Collection entries
------------------------------------------------

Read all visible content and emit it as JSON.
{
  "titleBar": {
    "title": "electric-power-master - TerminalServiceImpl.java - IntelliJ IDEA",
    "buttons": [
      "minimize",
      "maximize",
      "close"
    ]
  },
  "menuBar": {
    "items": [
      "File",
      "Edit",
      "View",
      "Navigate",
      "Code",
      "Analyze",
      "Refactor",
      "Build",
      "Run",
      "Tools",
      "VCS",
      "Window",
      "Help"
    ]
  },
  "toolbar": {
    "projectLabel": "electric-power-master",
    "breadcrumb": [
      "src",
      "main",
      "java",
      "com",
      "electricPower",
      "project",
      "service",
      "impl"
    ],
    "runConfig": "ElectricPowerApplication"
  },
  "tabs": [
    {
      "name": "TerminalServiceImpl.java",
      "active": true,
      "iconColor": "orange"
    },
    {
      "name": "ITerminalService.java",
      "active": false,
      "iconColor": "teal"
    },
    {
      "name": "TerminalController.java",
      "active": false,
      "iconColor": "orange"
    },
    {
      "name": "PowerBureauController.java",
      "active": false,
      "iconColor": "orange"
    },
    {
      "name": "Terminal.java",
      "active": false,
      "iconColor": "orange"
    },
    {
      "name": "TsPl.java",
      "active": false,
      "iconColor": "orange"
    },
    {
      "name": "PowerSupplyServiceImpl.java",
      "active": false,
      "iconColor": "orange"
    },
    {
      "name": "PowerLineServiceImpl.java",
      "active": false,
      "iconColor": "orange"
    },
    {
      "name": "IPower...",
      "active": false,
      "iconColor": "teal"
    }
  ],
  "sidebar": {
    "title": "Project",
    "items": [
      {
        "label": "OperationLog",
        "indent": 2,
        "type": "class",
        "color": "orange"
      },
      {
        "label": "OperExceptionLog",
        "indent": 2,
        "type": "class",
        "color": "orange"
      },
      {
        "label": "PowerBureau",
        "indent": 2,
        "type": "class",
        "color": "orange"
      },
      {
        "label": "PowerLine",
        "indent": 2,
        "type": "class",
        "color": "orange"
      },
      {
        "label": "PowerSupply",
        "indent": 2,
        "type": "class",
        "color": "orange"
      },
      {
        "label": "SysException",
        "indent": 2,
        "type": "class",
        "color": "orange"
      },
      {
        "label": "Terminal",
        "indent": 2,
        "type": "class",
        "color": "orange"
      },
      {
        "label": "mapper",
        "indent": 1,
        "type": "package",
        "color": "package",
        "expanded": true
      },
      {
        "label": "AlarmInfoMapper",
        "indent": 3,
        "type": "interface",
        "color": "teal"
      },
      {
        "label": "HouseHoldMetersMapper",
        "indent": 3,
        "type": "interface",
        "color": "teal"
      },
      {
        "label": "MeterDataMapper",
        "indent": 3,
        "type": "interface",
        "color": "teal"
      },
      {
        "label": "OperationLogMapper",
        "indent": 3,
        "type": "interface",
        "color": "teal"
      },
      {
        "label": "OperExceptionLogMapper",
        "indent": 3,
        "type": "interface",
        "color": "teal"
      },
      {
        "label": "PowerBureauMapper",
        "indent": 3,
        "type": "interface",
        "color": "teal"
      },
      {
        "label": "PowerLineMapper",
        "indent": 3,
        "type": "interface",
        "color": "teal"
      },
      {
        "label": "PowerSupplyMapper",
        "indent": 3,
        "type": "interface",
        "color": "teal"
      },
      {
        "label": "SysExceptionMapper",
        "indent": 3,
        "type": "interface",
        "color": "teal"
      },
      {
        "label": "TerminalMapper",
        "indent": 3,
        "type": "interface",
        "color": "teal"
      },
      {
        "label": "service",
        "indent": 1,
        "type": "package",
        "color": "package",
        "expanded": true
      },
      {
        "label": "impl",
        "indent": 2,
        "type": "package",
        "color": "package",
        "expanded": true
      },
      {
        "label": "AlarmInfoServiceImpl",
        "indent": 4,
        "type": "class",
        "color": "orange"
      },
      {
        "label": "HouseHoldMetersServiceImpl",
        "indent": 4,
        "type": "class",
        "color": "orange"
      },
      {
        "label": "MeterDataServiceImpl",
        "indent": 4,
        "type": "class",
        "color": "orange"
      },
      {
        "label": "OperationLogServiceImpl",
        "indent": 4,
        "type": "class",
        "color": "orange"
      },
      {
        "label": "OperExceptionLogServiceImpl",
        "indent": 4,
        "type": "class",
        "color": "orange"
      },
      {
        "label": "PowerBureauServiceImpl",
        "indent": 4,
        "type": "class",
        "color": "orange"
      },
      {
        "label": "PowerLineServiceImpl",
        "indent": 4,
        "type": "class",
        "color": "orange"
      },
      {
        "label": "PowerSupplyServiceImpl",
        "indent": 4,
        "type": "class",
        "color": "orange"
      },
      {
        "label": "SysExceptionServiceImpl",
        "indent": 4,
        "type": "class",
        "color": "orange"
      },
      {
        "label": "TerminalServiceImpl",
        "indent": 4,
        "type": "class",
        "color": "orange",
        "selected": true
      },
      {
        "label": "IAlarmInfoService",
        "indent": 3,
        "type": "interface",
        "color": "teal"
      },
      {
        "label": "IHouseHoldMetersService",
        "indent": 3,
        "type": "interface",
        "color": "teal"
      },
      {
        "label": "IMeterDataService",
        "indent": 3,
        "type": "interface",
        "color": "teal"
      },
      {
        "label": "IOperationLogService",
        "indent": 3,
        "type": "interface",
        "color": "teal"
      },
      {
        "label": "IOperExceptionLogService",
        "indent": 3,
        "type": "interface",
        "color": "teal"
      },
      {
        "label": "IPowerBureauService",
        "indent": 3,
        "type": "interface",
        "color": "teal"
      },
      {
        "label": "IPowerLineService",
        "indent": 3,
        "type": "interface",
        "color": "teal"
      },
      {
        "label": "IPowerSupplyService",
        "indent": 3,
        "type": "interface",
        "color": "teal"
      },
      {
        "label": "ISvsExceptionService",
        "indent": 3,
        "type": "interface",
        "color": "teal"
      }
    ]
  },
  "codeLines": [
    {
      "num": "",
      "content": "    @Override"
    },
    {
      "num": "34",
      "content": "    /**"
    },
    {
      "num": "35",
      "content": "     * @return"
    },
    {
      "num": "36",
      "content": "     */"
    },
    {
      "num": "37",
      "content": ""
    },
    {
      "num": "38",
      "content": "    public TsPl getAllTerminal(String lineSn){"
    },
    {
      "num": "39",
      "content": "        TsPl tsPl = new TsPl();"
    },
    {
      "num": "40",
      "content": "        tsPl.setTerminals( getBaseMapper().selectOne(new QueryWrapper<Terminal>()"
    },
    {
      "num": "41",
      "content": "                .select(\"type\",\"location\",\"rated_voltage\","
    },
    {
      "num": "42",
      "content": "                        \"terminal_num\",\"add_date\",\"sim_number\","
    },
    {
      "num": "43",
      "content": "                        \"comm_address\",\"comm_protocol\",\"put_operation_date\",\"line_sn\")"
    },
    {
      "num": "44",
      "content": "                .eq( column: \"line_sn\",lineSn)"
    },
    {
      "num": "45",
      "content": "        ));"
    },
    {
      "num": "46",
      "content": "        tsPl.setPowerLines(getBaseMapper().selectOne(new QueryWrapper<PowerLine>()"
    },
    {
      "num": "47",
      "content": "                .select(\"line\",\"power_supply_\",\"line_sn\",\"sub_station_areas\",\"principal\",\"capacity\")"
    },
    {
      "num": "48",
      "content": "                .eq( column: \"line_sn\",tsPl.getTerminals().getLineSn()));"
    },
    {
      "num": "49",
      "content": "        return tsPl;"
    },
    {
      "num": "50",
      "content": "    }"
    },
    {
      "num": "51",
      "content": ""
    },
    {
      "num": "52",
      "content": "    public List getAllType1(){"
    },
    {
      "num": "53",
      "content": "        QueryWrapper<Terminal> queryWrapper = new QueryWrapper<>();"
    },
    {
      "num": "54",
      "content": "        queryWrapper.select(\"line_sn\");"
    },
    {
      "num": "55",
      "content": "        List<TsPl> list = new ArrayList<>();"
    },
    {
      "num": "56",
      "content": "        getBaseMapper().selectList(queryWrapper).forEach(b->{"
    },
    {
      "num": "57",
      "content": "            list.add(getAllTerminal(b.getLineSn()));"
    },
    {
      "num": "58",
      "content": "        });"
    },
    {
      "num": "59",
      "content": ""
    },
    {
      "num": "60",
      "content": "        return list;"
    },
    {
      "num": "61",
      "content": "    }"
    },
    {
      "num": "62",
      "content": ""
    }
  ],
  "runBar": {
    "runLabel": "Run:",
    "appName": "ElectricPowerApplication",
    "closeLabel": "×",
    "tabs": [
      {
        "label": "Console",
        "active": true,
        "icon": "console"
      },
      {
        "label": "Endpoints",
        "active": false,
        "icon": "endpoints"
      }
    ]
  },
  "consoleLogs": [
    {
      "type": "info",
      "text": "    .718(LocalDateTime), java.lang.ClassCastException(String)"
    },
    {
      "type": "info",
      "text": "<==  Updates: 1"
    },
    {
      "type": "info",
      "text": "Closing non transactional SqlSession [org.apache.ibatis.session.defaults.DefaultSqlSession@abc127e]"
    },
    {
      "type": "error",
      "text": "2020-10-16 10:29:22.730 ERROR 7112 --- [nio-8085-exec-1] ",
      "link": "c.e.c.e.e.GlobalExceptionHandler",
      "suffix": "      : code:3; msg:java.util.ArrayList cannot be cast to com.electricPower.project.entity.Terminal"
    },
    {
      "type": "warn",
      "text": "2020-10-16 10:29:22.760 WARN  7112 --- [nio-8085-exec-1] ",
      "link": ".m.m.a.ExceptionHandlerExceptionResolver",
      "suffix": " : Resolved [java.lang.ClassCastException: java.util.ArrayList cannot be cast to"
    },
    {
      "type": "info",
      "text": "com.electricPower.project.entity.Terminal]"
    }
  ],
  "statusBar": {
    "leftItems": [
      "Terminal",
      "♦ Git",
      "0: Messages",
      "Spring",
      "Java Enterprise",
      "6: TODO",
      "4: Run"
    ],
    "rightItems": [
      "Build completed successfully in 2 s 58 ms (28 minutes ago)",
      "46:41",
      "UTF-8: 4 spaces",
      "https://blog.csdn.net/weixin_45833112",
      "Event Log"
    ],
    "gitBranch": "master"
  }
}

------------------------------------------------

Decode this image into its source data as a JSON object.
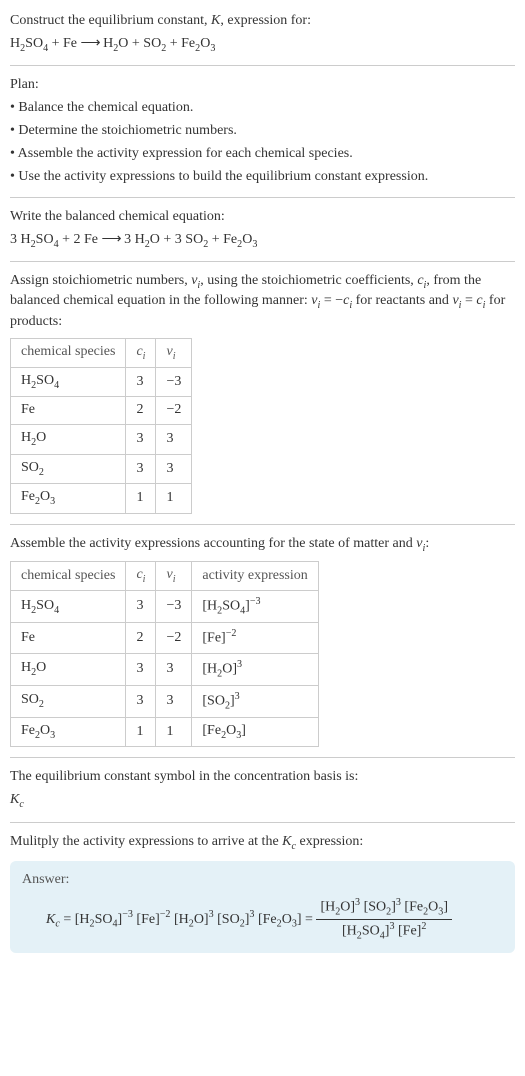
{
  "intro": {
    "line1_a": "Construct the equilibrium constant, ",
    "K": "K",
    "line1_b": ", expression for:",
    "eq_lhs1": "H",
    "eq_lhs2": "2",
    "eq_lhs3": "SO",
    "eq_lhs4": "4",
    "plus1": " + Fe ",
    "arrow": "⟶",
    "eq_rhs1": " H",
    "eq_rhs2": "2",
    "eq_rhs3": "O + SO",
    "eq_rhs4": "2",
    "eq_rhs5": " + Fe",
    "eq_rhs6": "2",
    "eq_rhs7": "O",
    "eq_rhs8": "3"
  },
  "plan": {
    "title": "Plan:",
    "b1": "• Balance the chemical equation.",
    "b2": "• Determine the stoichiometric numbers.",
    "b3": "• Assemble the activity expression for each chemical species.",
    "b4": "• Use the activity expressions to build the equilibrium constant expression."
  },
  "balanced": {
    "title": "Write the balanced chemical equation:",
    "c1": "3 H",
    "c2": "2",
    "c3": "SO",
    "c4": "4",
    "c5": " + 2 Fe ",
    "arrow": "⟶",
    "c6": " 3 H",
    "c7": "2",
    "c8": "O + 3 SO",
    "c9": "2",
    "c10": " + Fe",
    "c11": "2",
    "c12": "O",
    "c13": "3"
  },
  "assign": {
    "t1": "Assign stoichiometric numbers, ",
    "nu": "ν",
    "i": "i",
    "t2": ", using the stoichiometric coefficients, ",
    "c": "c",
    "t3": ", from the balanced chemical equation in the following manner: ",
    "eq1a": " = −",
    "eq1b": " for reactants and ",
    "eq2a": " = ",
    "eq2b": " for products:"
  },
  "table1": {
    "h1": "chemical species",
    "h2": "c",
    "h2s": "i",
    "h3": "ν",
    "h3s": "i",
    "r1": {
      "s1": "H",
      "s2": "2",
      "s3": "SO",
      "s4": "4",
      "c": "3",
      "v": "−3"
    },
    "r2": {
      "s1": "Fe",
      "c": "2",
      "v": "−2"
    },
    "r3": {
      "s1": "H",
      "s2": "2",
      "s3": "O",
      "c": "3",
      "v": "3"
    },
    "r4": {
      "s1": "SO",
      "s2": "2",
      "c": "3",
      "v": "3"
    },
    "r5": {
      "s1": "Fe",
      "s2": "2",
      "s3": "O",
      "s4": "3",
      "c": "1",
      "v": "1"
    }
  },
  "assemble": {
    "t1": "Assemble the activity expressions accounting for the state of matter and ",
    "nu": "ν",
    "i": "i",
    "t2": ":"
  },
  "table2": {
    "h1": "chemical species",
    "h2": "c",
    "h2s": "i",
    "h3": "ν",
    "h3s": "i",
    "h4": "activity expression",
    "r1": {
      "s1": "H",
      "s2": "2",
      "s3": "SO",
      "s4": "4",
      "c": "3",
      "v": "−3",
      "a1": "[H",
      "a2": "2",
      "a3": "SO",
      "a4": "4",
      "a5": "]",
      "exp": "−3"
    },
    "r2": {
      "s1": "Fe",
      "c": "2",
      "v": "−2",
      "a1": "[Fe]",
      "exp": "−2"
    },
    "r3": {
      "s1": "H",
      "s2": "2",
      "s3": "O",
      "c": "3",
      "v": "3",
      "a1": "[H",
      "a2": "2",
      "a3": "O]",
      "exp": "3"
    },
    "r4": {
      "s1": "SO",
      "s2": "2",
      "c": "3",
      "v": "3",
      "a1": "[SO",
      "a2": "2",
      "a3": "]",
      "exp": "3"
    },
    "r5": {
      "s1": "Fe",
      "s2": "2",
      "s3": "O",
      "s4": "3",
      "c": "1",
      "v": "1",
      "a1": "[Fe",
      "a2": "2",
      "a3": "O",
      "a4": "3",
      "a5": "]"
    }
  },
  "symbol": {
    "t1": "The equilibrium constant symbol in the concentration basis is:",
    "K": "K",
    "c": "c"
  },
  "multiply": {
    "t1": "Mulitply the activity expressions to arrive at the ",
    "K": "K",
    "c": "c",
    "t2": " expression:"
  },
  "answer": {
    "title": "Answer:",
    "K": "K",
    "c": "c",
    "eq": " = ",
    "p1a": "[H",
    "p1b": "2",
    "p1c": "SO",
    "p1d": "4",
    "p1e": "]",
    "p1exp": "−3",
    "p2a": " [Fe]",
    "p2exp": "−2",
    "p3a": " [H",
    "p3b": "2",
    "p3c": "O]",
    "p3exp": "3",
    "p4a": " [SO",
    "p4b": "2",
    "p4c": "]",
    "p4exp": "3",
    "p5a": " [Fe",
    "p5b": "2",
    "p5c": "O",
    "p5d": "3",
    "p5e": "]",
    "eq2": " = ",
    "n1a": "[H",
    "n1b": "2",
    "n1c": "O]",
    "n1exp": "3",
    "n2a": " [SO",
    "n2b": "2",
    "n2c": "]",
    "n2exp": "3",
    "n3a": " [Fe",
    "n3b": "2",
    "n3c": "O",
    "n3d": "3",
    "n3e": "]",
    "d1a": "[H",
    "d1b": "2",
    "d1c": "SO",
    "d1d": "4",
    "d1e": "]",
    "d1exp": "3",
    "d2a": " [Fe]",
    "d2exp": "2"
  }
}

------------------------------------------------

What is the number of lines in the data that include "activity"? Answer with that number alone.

• RESULT
5